* **Instructions for the task**
The data below must be returned in full and exactly.

[Interface dataset entries]
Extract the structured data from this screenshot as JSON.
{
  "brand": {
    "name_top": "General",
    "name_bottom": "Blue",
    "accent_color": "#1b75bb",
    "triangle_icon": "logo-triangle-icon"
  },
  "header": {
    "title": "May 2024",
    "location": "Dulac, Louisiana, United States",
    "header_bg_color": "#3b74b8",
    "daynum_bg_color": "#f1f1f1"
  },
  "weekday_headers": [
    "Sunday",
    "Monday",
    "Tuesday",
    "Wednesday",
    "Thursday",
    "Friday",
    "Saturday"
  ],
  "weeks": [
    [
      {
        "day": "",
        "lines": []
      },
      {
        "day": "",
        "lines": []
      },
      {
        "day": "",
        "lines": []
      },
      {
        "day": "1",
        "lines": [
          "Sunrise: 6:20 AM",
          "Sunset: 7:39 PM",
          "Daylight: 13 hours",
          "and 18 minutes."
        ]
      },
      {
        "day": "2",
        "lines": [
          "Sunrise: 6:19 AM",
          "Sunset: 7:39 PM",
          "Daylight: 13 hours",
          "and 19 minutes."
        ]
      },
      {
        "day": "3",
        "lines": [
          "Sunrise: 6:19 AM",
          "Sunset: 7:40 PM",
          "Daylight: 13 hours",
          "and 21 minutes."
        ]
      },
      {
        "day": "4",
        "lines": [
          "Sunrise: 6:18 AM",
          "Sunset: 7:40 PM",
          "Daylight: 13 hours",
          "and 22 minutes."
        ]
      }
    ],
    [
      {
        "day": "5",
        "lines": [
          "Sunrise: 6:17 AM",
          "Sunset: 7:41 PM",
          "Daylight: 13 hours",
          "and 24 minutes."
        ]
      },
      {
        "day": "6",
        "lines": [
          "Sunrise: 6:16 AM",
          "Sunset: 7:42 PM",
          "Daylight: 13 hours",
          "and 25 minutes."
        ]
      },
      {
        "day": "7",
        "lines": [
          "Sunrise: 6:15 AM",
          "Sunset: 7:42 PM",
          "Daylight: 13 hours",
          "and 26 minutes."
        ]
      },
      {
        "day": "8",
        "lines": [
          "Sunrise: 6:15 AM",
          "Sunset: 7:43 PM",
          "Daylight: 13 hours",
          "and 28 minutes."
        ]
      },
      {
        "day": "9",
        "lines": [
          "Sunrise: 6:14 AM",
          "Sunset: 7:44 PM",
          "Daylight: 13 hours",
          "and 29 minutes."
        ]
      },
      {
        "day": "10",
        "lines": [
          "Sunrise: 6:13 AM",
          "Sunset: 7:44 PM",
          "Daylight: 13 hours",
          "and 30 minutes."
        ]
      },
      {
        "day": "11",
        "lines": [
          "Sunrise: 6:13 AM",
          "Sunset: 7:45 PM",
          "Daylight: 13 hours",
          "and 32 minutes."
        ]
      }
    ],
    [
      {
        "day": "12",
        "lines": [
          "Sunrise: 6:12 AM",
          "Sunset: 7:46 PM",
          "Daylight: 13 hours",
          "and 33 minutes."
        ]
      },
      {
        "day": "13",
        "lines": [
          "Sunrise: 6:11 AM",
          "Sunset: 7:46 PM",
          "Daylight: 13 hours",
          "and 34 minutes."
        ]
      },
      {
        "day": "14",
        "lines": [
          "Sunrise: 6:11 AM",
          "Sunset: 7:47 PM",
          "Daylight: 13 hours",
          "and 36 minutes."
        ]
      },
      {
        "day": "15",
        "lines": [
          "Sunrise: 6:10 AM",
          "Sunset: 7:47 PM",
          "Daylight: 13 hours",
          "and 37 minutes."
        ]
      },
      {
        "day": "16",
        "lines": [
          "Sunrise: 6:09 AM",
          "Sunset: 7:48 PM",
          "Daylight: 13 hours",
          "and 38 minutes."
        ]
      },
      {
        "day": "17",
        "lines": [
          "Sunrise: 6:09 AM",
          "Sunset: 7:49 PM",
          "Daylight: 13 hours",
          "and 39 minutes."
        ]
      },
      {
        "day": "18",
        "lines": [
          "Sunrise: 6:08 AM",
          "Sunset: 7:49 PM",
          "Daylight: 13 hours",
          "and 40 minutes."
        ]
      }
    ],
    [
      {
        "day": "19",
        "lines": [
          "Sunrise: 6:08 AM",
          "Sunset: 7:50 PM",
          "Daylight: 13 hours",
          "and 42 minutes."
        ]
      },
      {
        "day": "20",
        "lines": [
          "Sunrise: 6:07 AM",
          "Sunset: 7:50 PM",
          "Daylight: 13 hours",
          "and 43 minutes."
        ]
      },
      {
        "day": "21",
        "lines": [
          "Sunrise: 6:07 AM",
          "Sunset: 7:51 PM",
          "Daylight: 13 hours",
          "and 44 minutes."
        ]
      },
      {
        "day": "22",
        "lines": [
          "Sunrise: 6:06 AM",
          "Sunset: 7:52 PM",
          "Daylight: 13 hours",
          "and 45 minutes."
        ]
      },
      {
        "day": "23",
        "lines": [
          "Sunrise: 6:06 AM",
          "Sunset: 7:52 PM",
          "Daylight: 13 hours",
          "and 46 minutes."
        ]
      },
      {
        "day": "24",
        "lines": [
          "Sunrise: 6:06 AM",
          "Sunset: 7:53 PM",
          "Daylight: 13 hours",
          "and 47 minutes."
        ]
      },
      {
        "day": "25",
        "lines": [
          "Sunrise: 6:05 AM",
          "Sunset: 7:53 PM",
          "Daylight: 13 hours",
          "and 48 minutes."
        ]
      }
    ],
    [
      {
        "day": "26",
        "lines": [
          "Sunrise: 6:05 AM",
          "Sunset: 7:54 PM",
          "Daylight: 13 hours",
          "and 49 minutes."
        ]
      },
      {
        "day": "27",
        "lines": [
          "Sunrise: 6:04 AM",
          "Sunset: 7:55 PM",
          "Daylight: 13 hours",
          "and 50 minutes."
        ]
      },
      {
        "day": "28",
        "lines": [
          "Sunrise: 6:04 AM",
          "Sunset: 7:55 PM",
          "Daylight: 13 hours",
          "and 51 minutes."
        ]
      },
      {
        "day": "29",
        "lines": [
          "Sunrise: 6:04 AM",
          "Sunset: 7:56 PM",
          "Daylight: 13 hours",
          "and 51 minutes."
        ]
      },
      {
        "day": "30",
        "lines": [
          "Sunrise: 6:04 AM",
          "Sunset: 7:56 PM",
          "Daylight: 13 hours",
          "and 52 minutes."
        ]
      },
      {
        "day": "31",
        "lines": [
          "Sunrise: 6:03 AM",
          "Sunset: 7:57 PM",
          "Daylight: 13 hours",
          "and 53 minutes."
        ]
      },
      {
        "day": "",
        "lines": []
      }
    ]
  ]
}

* **Output of the task**
Extract the structured data from this screenshot as JSON.
{
  "brand": {
    "name_top": "General",
    "name_bottom": "Blue",
    "accent_color": "#1b75bb",
    "triangle_icon": "logo-triangle-icon"
  },
  "header": {
    "title": "May 2024",
    "location": "Dulac, Louisiana, United States",
    "header_bg_color": "#3b74b8",
    "daynum_bg_color": "#f1f1f1"
  },
  "weekday_headers": [
    "Sunday",
    "Monday",
    "Tuesday",
    "Wednesday",
    "Thursday",
    "Friday",
    "Saturday"
  ],
  "weeks": [
    [
      {
        "day": "",
        "lines": []
      },
      {
        "day": "",
        "lines": []
      },
      {
        "day": "",
        "lines": []
      },
      {
        "day": "1",
        "lines": [
          "Sunrise: 6:20 AM",
          "Sunset: 7:39 PM",
          "Daylight: 13 hours",
          "and 18 minutes."
        ]
      },
      {
        "day": "2",
        "lines": [
          "Sunrise: 6:19 AM",
          "Sunset: 7:39 PM",
          "Daylight: 13 hours",
          "and 19 minutes."
        ]
      },
      {
        "day": "3",
        "lines": [
          "Sunrise: 6:19 AM",
          "Sunset: 7:40 PM",
          "Daylight: 13 hours",
          "and 21 minutes."
        ]
      },
      {
        "day": "4",
        "lines": [
          "Sunrise: 6:18 AM",
          "Sunset: 7:40 PM",
          "Daylight: 13 hours",
          "and 22 minutes."
        ]
      }
    ],
    [
      {
        "day": "5",
        "lines": [
          "Sunrise: 6:17 AM",
          "Sunset: 7:41 PM",
          "Daylight: 13 hours",
          "and 24 minutes."
        ]
      },
      {
        "day": "6",
        "lines": [
          "Sunrise: 6:16 AM",
          "Sunset: 7:42 PM",
          "Daylight: 13 hours",
          "and 25 minutes."
        ]
      },
      {
        "day": "7",
        "lines": [
          "Sunrise: 6:15 AM",
          "Sunset: 7:42 PM",
          "Daylight: 13 hours",
          "and 26 minutes."
        ]
      },
      {
        "day": "8",
        "lines": [
          "Sunrise: 6:15 AM",
          "Sunset: 7:43 PM",
          "Daylight: 13 hours",
          "and 28 minutes."
        ]
      },
      {
        "day": "9",
        "lines": [
          "Sunrise: 6:14 AM",
          "Sunset: 7:44 PM",
          "Daylight: 13 hours",
          "and 29 minutes."
        ]
      },
      {
        "day": "10",
        "lines": [
          "Sunrise: 6:13 AM",
          "Sunset: 7:44 PM",
          "Daylight: 13 hours",
          "and 30 minutes."
        ]
      },
      {
        "day": "11",
        "lines": [
          "Sunrise: 6:13 AM",
          "Sunset: 7:45 PM",
          "Daylight: 13 hours",
          "and 32 minutes."
        ]
      }
    ],
    [
      {
        "day": "12",
        "lines": [
          "Sunrise: 6:12 AM",
          "Sunset: 7:46 PM",
          "Daylight: 13 hours",
          "and 33 minutes."
        ]
      },
      {
        "day": "13",
        "lines": [
          "Sunrise: 6:11 AM",
          "Sunset: 7:46 PM",
          "Daylight: 13 hours",
          "and 34 minutes."
        ]
      },
      {
        "day": "14",
        "lines": [
          "Sunrise: 6:11 AM",
          "Sunset: 7:47 PM",
          "Daylight: 13 hours",
          "and 36 minutes."
        ]
      },
      {
        "day": "15",
        "lines": [
          "Sunrise: 6:10 AM",
          "Sunset: 7:47 PM",
          "Daylight: 13 hours",
          "and 37 minutes."
        ]
      },
      {
        "day": "16",
        "lines": [
          "Sunrise: 6:09 AM",
          "Sunset: 7:48 PM",
          "Daylight: 13 hours",
          "and 38 minutes."
        ]
      },
      {
        "day": "17",
        "lines": [
          "Sunrise: 6:09 AM",
          "Sunset: 7:49 PM",
          "Daylight: 13 hours",
          "and 39 minutes."
        ]
      },
      {
        "day": "18",
        "lines": [
          "Sunrise: 6:08 AM",
          "Sunset: 7:49 PM",
          "Daylight: 13 hours",
          "and 40 minutes."
        ]
      }
    ],
    [
      {
        "day": "19",
        "lines": [
          "Sunrise: 6:08 AM",
          "Sunset: 7:50 PM",
          "Daylight: 13 hours",
          "and 42 minutes."
        ]
      },
      {
        "day": "20",
        "lines": [
          "Sunrise: 6:07 AM",
          "Sunset: 7:50 PM",
          "Daylight: 13 hours",
          "and 43 minutes."
        ]
      },
      {
        "day": "21",
        "lines": [
          "Sunrise: 6:07 AM",
          "Sunset: 7:51 PM",
          "Daylight: 13 hours",
          "and 44 minutes."
        ]
      },
      {
        "day": "22",
        "lines": [
          "Sunrise: 6:06 AM",
          "Sunset: 7:52 PM",
          "Daylight: 13 hours",
          "and 45 minutes."
        ]
      },
      {
        "day": "23",
        "lines": [
          "Sunrise: 6:06 AM",
          "Sunset: 7:52 PM",
          "Daylight: 13 hours",
          "and 46 minutes."
        ]
      },
      {
        "day": "24",
        "lines": [
          "Sunrise: 6:06 AM",
          "Sunset: 7:53 PM",
          "Daylight: 13 hours",
          "and 47 minutes."
        ]
      },
      {
        "day": "25",
        "lines": [
          "Sunrise: 6:05 AM",
          "Sunset: 7:53 PM",
          "Daylight: 13 hours",
          "and 48 minutes."
        ]
      }
    ],
    [
      {
        "day": "26",
        "lines": [
          "Sunrise: 6:05 AM",
          "Sunset: 7:54 PM",
          "Daylight: 13 hours",
          "and 49 minutes."
        ]
      },
      {
        "day": "27",
        "lines": [
          "Sunrise: 6:04 AM",
          "Sunset: 7:55 PM",
          "Daylight: 13 hours",
          "and 50 minutes."
        ]
      },
      {
        "day": "28",
        "lines": [
          "Sunrise: 6:04 AM",
          "Sunset: 7:55 PM",
          "Daylight: 13 hours",
          "and 51 minutes."
        ]
      },
      {
        "day": "29",
        "lines": [
          "Sunrise: 6:04 AM",
          "Sunset: 7:56 PM",
          "Daylight: 13 hours",
          "and 51 minutes."
        ]
      },
      {
        "day": "30",
        "lines": [
          "Sunrise: 6:04 AM",
          "Sunset: 7:56 PM",
          "Daylight: 13 hours",
          "and 52 minutes."
        ]
      },
      {
        "day": "31",
        "lines": [
          "Sunrise: 6:03 AM",
          "Sunset: 7:57 PM",
          "Daylight: 13 hours",
          "and 53 minutes."
        ]
      },
      {
        "day": "",
        "lines": []
      }
    ]
  ]
}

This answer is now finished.